It is to Paris what Big Ben is to London and the Colosseum is to Rome - and on Sunday the 300 metre metal giant celebrates its 130th birthday.
More than seven million people visit the Eiffel Tower each year which, despite its age, remains in rude health.
But, when it was built in 1887 by Gustave Eiffel for that year's Universal Exhibition, not everyone took a shine to the metal monolith.
One group of intellectuals that included Emile Zola and Guy de Maupassant published a letter in the newspaper Le Temps. In it they protested against the building of the "useless and monstrous Eiffel Tower" and dismissed it as an "odious column of sheet metal with bolts."
It was built by Gustave Eiffel for the Universal Exhibition and he used the third floor, both as an office and an apartment for his family.
Relatives of Eiffel, who had had an office and apartment on the third floor, used to put it good use however.
Savin Yeatman-Eiffel recalls how his grandmother used to climb it.
"My grandmother, when she was young had asthma; a doctor had recommended the good air of the heights. And every Thursday afternoon, she would go up to the Eiffel Tower in this office and enjoy the good air of Paris at 300 metres,” he said.

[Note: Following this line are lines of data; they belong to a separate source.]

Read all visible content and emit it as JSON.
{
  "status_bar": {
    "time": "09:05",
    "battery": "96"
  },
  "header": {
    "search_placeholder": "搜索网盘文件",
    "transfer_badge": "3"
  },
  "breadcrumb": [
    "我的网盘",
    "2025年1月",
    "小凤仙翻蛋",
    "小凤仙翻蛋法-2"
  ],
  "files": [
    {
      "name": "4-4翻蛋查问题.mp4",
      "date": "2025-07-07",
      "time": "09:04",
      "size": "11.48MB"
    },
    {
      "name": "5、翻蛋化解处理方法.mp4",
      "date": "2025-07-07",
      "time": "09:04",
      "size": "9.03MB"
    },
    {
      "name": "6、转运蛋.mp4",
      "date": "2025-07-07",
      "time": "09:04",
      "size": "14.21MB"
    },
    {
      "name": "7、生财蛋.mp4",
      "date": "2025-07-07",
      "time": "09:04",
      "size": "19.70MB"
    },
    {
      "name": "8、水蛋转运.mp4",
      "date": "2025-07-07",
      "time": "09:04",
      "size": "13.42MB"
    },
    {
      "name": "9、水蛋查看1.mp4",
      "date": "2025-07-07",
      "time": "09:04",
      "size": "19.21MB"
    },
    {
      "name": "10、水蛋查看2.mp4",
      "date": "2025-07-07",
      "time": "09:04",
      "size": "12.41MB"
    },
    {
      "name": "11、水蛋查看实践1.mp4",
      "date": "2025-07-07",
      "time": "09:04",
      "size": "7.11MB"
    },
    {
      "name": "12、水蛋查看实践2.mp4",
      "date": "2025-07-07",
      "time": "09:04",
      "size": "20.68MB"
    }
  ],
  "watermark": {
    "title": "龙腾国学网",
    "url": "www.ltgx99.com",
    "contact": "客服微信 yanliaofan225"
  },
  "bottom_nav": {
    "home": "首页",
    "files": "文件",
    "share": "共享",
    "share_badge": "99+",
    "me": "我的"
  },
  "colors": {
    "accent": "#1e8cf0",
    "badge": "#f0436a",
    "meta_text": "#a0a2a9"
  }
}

And today, climbing its 1,665 steps remains a Parisian rite of passage.